There are many sources of student financial aid, and most students and their families use a combination of aid sources to fund educational costs.
Loans are a form of self-help aid that need to be repaid once a student leaves school or drops below half-time enrollment. Students must complete a Free Application for Federal Student Aid (FAFSA) in order to be eligible for federal loans.
If you choose to access loan funds, you are required to complete a Master Promissory Note (MPN) as a freshman/transfer student, which will encompass all federal Stafford Loan debt while in attendance at Rivier University. All students are encouraged to only borrow what they need, and to take advantage of valuable financial literacy tools as they plan their college financing.
Federal Direct Subsidized Loan
This is a federally subsidized, low-interest loan that is awarded based on financial need. Repayment begins six months after a student ceases to be enrolled at least half time or completes his/her course of study. The federal government pays the interest during periods of at least half-time enrollment. Award amounts are based on cumulative credits earned towards a specific degree program. The interest rate is set by the federal government annually. The Department of Education will deduct an origination fee from these funds prior to disbursement to the University. Annual borrowing limits for undergraduates are: $3,500 for freshmen; $4,500 for sophomores; and $5,500 for juniors and seniors.

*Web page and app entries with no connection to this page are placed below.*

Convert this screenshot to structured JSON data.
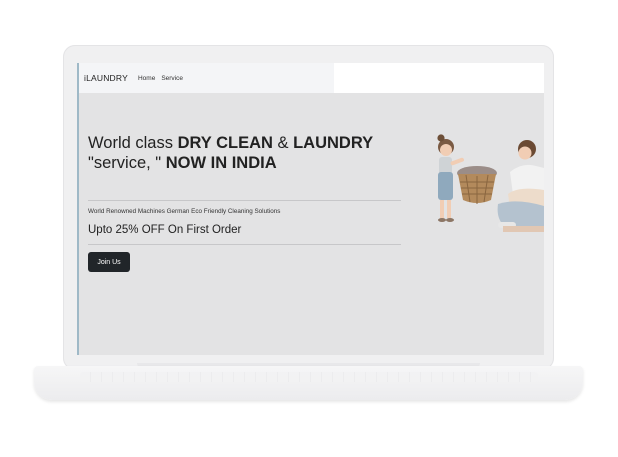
{
  "nav": {
    "brand": "iLAUNDRY",
    "links": [
      "Home",
      "Service"
    ]
  },
  "hero": {
    "title_part1": "World class ",
    "title_bold1": "DRY CLEAN",
    "title_part2": " & ",
    "title_bold2": "LAUNDRY",
    "title_part3": " \"service, \" ",
    "title_bold3": "NOW IN INDIA",
    "tagline": "World Renowned Machines German Eco Friendly Cleaning Solutions",
    "offer": "Upto 25% OFF On First Order",
    "cta_label": "Join Us",
    "illustration": "mother-and-child-laundry-basket-photo"
  },
  "colors": {
    "page_bg": "#e3e3e4",
    "nav_bg": "#f4f5f7",
    "button_bg": "#212529",
    "text": "#222222"
  }
}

Federal Direct Unsubsidized Loan
Students that do not qualify for federal subsidizing may borrow under the Federal Direct Unsubsidized Loan Program. The major difference between the subsidized and unsubsidized programs is that the student is responsible for the interest on unsubsidized loans while in school; arrangements can be made for either capitalization or monthly payment on interest. Independent undergraduates can borrow an additional Unsubsidized Direct Loan up to $6,000 in their freshman and sophomore years, and up to $7,000 in their junior and senior years. Graduate students can borrow a maximum amount of $20,500 per academic year. The interest rate is set by the federal government annually. The Department of Education will deduct an origination fee from these funds prior to disbursement to the University.
Note: Amounts borrowed cannot exceed the student’s cost of education nor aggregate borrowing limits. Rivier’s latest loan cohort default rate is 4.0% compared to the national average of 10.8%.
Full disclosure of the terms of the Federal Direct Loan are provided on the Master Promissory Note. Rivier University processes Federal Direct Loans electronically. All students borrowing under the Federal Direct Loan Program for the first time at Rivier University are required to complete Entrance Loan Counseling at www.studentloans.gov. This requirement is designed to educate student loan borrowers of their rights and responsibilities. Please note that you must have a Federal Student Aid ID (FSA ID) and password in order to log in to this website. If you have not done so already, you can create an FSA ID now.
Below is a sample loan repayment schedule for a student who accepted $27,000 in Federal Direct Loans over the four years in which they were enrolled:
|Adjusted Loan Balance||$27,135.68|
|Loan Interest Rate||6.80%|
|Loan Term||10 years|
|Monthly Loan Payment||$312.28|
|Number of Payments||120|
|Total Interest Paid||$10,473.31|
Note: The monthly loan payment was calculated at 119 payments of $312.28 plus a final payment of $311.99.
The loan balance was adjusted to yield $27,000.00 after deducting the 0.50% loan fees.
It is estimated that you will need an annual salary of at least $37,473.60 to be able to afford to repay this loan. This estimate assumes that 10% of your gross monthly income will be devoted to repaying your student loans. This corresponds to a debt-to-income ratio of 0.7. If you use 15% of your gross monthly income to repay the loan, you will need an annual salary of only $24,982.40, but you may experience some financial difficulty. This corresponds to a debt-to-income ratio of 1.1.
More information on federal loan repayment is available.
If you are experiencing difficulty repaying your loans, you may be able to request help repaying your loans. There are forbearance and deferment options, as well as a number of different repayment plans. Please contact your loan servicer as soon as you experience difficulty repaying your loans. They can help you! If your loans go into default, there are serious consequences including a damaged credit history, possible wage garnishment, and more.
Federal Direct PLUS Loan
This loan program allows parents of undergraduate students to borrow up to the cost of education less any financial aid. The fixed interest rate is capped at 9% and repayment, beginning 30 days after full disbursement of the loan, may extend up to ten years. The interest rate is set by the federal government annually. The Department of Education will deduct an origination from these funds prior to disbursement to the University.
Again, students are encouraged to research different lenders. You are not required to choose one of these lenders; you can choose any lender you wish.
Check out this website to calculate the cost of your loans.